More information is included under the topic Early McEachin Notables in all our PDF Extended History products and printed products wherever possible.
Migration of the McEachin family to Ireland
Some of the McEachin family moved to Ireland, but this topic is not covered in this excerpt.
Another 39 words (3 lines of text) about their life in Ireland is included in all our PDF Extended History products and printed products wherever possible.
McEachin migration to the United States +
Many of the ancestors of Dalriadan families who arrived in North America still live in communities along the east coast of Canada and the United States. In the American War of Independence many of the original settlers traveled north to Canada as United Empire Loyalists. In the late 19th and early 20th centuries the ancestors of many Scots began recovering their collective national heritage through Clan societies, highland games, and other patriotic events. Research into the origins of individual families in North America revealed records of the immigration of a number of people bearing the name McEachin or a variant listed above:
McEachin Settlers in United States in the 18th Century
- Patrick McEachin, who landed in North Carolina in 1772 
McEachin Settlers in United States in the 19th Century
- Ronald McEachin, who arrived in Mobile, Ala in 1858 
McEachin Settlers in United States in the 20th Century
- Alexander McEachin, aged 72, who arrived in New York in 1908 aboard the ship "New York" from Southampton, England 
- Roy Mc Eachin, aged 29, who arrived in New York in 1914 aboard the ship "Franconia (1923)" from Liverpool, England 
Contemporary Notables of the name McEachin (post 1700) +
- Peter Hector McEachin, American Democrat politician, Member of South Carolina State Senate from Florence County, 1931-42, 1947-50; Delegate to Democratic National Convention from South Carolina, 1956
- Malcolm McEachin, American Democrat politician, Secretary of State of Nevada, 1944; Candidate for U.S. Representative from Nevada at-large, 1946; Delegate to Democratic National Convention from Nevada, 1956
- John E. McEachin, American politician, Delegate to Alabama convention to ratify 21st amendment from Madison County, 1933

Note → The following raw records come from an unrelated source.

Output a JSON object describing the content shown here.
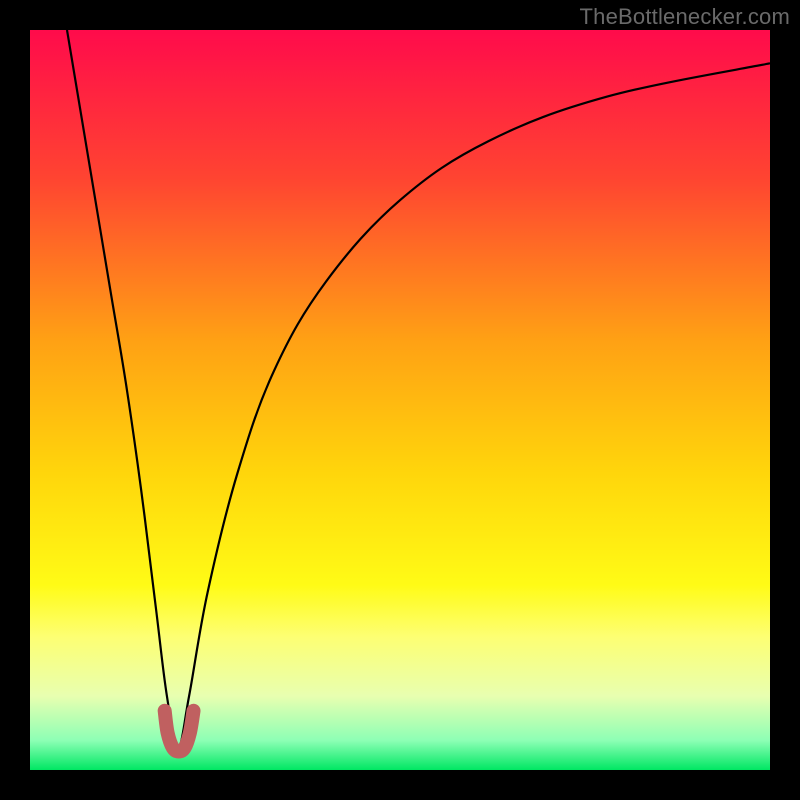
{
  "attribution": "TheBottlenecker.com",
  "chart_data": {
    "type": "line",
    "title": "",
    "xlabel": "",
    "ylabel": "",
    "xlim": [
      0,
      100
    ],
    "ylim": [
      0,
      100
    ],
    "gradient_stops": [
      {
        "offset": 0.0,
        "color": "#ff0b4b"
      },
      {
        "offset": 0.2,
        "color": "#ff4431"
      },
      {
        "offset": 0.42,
        "color": "#ffa114"
      },
      {
        "offset": 0.6,
        "color": "#ffd60b"
      },
      {
        "offset": 0.75,
        "color": "#fffb16"
      },
      {
        "offset": 0.82,
        "color": "#fdff73"
      },
      {
        "offset": 0.9,
        "color": "#e8ffb0"
      },
      {
        "offset": 0.96,
        "color": "#8dffb5"
      },
      {
        "offset": 1.0,
        "color": "#00e763"
      }
    ],
    "series": [
      {
        "name": "bottleneck-curve",
        "x_min_at": 20,
        "points": [
          {
            "x": 5.0,
            "y": 100.0
          },
          {
            "x": 7.0,
            "y": 88.0
          },
          {
            "x": 9.0,
            "y": 76.0
          },
          {
            "x": 11.0,
            "y": 64.0
          },
          {
            "x": 13.0,
            "y": 52.0
          },
          {
            "x": 15.0,
            "y": 38.0
          },
          {
            "x": 17.0,
            "y": 22.0
          },
          {
            "x": 18.5,
            "y": 10.0
          },
          {
            "x": 20.0,
            "y": 3.0
          },
          {
            "x": 21.5,
            "y": 10.0
          },
          {
            "x": 24.0,
            "y": 24.0
          },
          {
            "x": 28.0,
            "y": 40.0
          },
          {
            "x": 33.0,
            "y": 54.0
          },
          {
            "x": 40.0,
            "y": 66.0
          },
          {
            "x": 50.0,
            "y": 77.0
          },
          {
            "x": 62.0,
            "y": 85.0
          },
          {
            "x": 78.0,
            "y": 91.0
          },
          {
            "x": 100.0,
            "y": 95.5
          }
        ]
      }
    ],
    "marker": {
      "name": "highlight-region",
      "color": "#c06060",
      "points": [
        {
          "x": 18.2,
          "y": 8.0
        },
        {
          "x": 18.6,
          "y": 5.0
        },
        {
          "x": 19.3,
          "y": 3.0
        },
        {
          "x": 20.1,
          "y": 2.5
        },
        {
          "x": 20.9,
          "y": 3.0
        },
        {
          "x": 21.6,
          "y": 5.0
        },
        {
          "x": 22.1,
          "y": 8.0
        }
      ]
    }
  }
}
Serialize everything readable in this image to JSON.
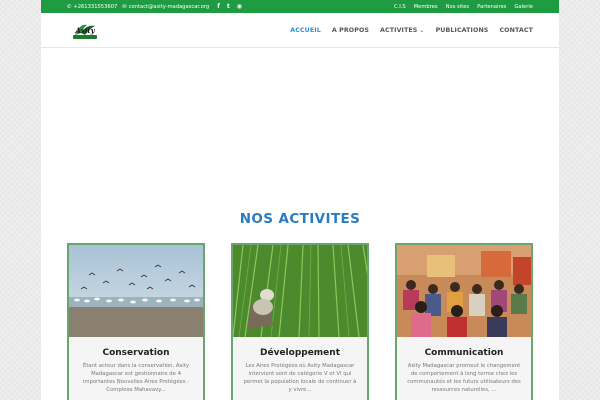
{
  "topbar": {
    "phone": "+261331553607",
    "email": "contact@asity-madagascar.org",
    "links": [
      "C.I.S",
      "Membres",
      "Nos sites",
      "Partenaires",
      "Galerie"
    ]
  },
  "logo": {
    "text": "Asity"
  },
  "nav": {
    "items": [
      "ACCUEIL",
      "A PROPOS",
      "ACTIVITES",
      "PUBLICATIONS",
      "CONTACT"
    ]
  },
  "section": {
    "title": "NOS ACTIVITES"
  },
  "cards": [
    {
      "title": "Conservation",
      "text": "Étant acteur dans la conservation, Asity Madagascar est gestionnaire de 4 importantes Nouvelles Aires Protégées : Complexe Mahavavy..."
    },
    {
      "title": "Développement",
      "text": "Les Aires Protégées où Asity Madagascar intervient sont de catégorie V et VI qui permet la population locale de continuer à y vivre..."
    },
    {
      "title": "Communication",
      "text": "Asity Madagascar promeut le changement de comportement à long terme chez les communautés et les futurs utilisateurs des ressources naturelles, ..."
    }
  ],
  "colors": {
    "topbar": "#1f9c42",
    "accent": "#2a8fd1",
    "section_title": "#2a7bc0",
    "card_border": "#6aa56f"
  }
}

- A. Donald McEachin, American Democrat politician, Delegate to Democratic National Convention from Virginia, 2000, 2008; Elected Virginia State Senate 9th District 2011
- Aston Donald "Don" McEachin (b. 1961), German-born, American personal injury lawyer and an American politician
- James McEachin (b. 1930), American actor, award-winning author
Related Stories +
The McEachin Motto +
The motto was originally a war cry or slogan. Mottoes first began to be shown with arms in the 14th and 15th centuries, but were not in general use until the 17th century. Thus the oldest coats of arms generally do not include a motto. Mottoes seldom form part of the grant of arms: Under most heraldic authorities, a motto is an optional component of the coat of arms, and can be added to or changed at will; many families have chosen not to display a motto.
Motto: Per mare per terras
Motto Translation: By sea and by land.
- ^ Filby, P. William, Meyer, Mary K., Passenger and immigration lists index : a guide to published arrival records of about 500,000 passengers who came to the United States and Canada in the seventeenth, eighteenth, and nineteenth centuries. 1982-1985 Cumulated Supplements in Four Volumes Detroit, Mich. : Gale Research Co., 1985, Print (ISBN 0-8103-1795-8)
- ^ "New York Passenger Arrival Lists (Ellis Island), 1892-1924," database, FamilySearch (https://familysearch.org/ark:/61903/1:1:JXPL-RNB : 6 December 2014), Alexander McEachin, 08 Aug 1908; citing departure port Southampton, arrival port New York, ship name New York, NARA microfilm publication T715 and M237 (Washington D.C.: National Archives and Records Administration, n.d.).
- ^ "New York Passenger Arrival Lists (Ellis Island), 1892-1924," database, FamilySearch (https://familysearch.org/ark:/61903/1:1:JJSN-4X7 : 6 December 2014), Roy Mc Eachin, 30 Oct 1914; citing departure port Liverpool, arrival port New York, ship name Franconia (1923), NARA microfilm publication T715 and M237 (Washington D.C.: National Archives and Records Administration, n.d.).